** Opening RECORDS PROVIDED block **
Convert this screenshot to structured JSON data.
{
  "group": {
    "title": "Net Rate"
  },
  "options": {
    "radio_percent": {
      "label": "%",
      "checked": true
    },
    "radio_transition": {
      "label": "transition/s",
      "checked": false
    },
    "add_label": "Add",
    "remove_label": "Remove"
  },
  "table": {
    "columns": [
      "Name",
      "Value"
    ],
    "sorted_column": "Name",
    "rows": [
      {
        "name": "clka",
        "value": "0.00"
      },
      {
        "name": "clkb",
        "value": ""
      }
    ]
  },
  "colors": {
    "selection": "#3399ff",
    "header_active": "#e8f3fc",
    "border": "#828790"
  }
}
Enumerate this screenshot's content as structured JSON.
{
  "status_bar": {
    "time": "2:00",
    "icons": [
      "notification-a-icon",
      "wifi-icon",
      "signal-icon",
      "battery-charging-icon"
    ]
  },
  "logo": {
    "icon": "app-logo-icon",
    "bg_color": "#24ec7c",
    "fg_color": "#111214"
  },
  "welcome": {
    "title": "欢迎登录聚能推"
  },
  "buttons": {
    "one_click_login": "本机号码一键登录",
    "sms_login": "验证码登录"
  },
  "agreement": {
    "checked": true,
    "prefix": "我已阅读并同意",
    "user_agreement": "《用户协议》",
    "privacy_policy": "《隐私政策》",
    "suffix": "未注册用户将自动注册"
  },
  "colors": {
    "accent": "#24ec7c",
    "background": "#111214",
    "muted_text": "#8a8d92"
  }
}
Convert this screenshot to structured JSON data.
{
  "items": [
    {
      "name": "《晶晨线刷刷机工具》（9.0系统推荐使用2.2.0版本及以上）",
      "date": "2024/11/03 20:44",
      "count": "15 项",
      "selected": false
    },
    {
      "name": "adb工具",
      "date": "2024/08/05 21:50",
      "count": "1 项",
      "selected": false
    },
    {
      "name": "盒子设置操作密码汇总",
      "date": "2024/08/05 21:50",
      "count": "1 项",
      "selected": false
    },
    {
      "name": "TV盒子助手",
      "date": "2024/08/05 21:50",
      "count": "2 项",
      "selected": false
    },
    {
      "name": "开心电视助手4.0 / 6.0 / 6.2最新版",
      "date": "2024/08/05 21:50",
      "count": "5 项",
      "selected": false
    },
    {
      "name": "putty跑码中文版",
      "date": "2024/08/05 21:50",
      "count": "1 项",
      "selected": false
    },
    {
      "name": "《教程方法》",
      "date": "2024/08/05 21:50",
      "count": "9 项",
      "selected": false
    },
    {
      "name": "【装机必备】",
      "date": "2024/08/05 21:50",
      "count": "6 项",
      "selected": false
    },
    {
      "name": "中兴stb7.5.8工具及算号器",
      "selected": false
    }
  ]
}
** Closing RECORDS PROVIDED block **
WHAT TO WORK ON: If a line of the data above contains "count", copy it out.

RESPONSE BOX:
      "count": "15 项",
      "count": "1 项",
      "count": "1 项",
      "count": "2 项",
      "count": "5 项",
      "count": "1 项",
      "count": "9 项",
      "count": "6 项",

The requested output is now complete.